Some of those same strategies are already being used in California, Florida, Texas, New Jersey, and several other states that are among the worst affected by the nursing shortage, but they need to be adopted more vehemently and with greater stress on state-funded scholarship programs.

The Predictions for Florida Doesn’t Look Promising

According to estimates made public by the Florida Centre for Nursing, there will be a deficit of 114,000 nurses in the state when a major retirement year hits in 2023.

In that year, a reduction of around 40% of Florida’s present nursing force will need to be filled by new recruits. Keeping in mind that this number also takes into account the total number of vacant spots that were never filled to begin with, the year 2023 could turn out to be particularly hard for both the state’s elderly population and the medical care facilities.

Nursing Universities in Florida are Turning Away Aspiring Nurses

In addition to the problem of not having the sufficient number of nurses to meet the present and future demand, the traditional universities in Florida are also incapable of training as many nurses as would be necessary to fill the coming void in 2023.

This is a self-admitted fact by the Florida nursing schools as they simply don’t have enough seats or resources to train everyone who is interested in joining the profession, although they know that the state and private facilities will soon need more nurses than ever before. 

Increasing the seats to a number that could make a dent in the deficit is also impractical, because there can’t possibly be sufficient clinical partnerships to let all those students get their hands-on experience hours. These hours are necessary for nursing students to get licensed and receive the subsequent registered nurse status.

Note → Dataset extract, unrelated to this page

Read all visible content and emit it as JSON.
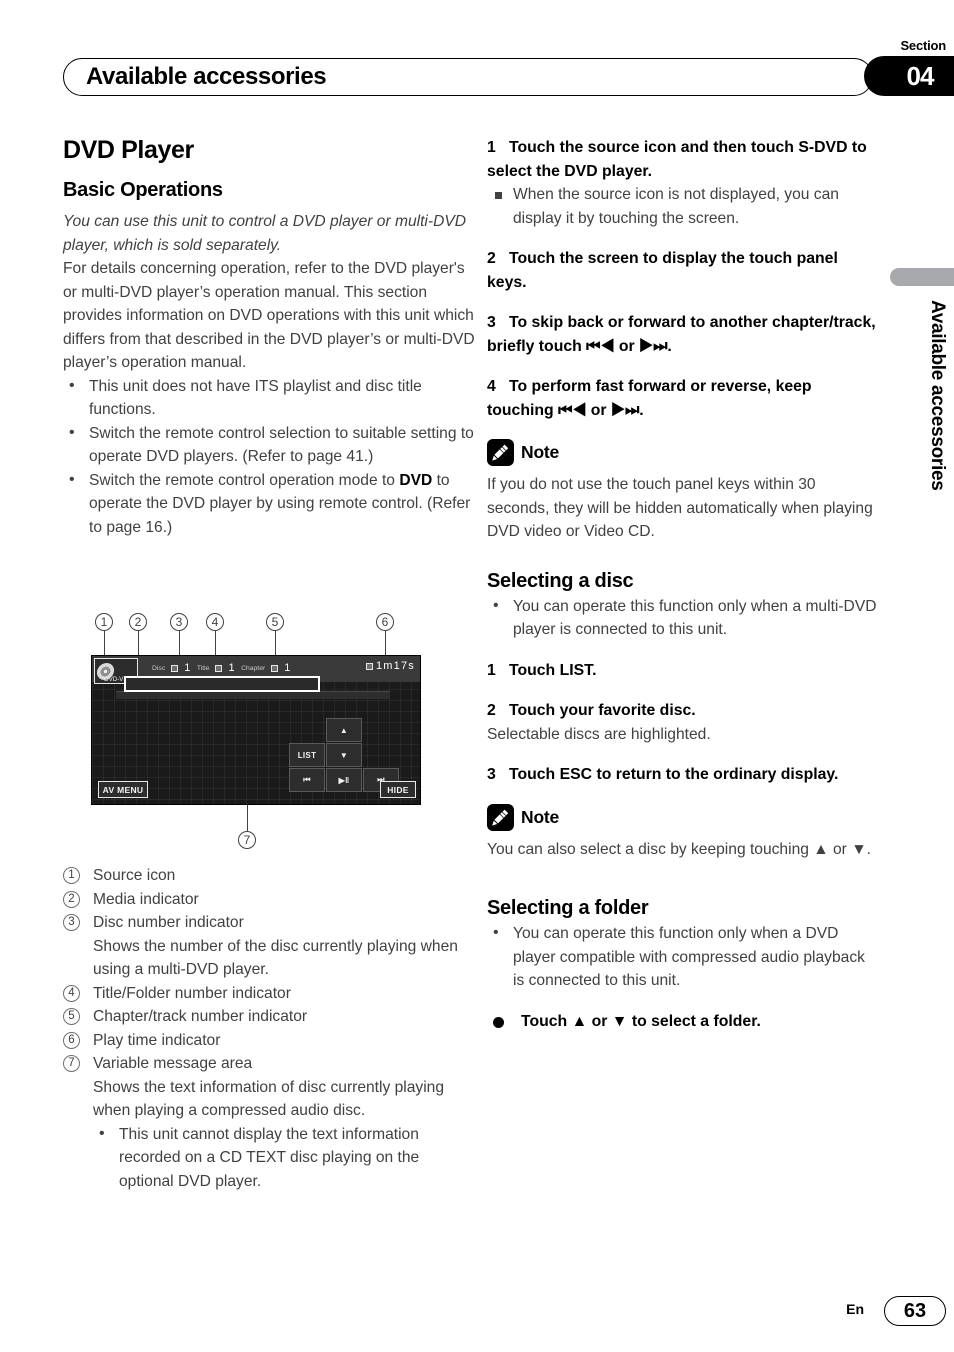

The Creative Solutions: Preparing for the Upcoming Deficit with the Help of Technology

As of now, online education for nurses has proven to be instrumental in both creating advanced nursing professionals, as well as for filling gaps in the administrative positions. Then, of course, there are the NPs, NNPs, and FNPs who are simultaneously filling the need for physicians and nursing professionals in remote, rural communities.

However, in spite of all the good that online nursing courses have been able to do for meeting medical demands around the globe, they have but one limitation. These courses are meant only for registered nurses with at least a decent amount of experience hours already in their resume.

The Florida Atlantic University and the Florida International University is at the forefront of an even more advanced, technological step that could potentially solve the issue of not having sufficient resources for the student nurses to get their necessary clinic hours in.

Simulation Training: Can They Prepare Student Nurses for Real Life Scenarios?

The Simulation Teaching and Research (STAR) Centre at the Florida International University has developed a series of training programs for nursing students that allow them to experience and interact with multiple, real life, medical scenarios.

From managing childbirth and stabilizing someone suffering from a massive heart attack to caring for patients with severe trauma injuries, the life-like mannequins represent various critical scenarios that a nurse will have to face in a real, clinical setting.

In light of the fact that this would allow the Florida nursing schools to train more nurses in rapid succession and meet the demand presently hampering healthcare in the state, the Florida State Board of Nursing has accepted simulation training hours as valid experience hours for student nurses.

The students will, however, only be able to use their simulation experience hours for meeting half the necessary quota. They will have to meet the other half by dealing with actual patients in a real hospital setting.

Although Florida has so far been one of the first states to adopt simulation tech as a valid method for attaining clinical experience, it isn’t really a new practice in many other parts of the world such as Japan.

Hopefully, more states will be willing to take simulation training more seriously and implement it soon, because California, Texas, New Jersey, and South Carolina will have a very grim nursing shortage on their hands to deal with by the year 2030 if they do not.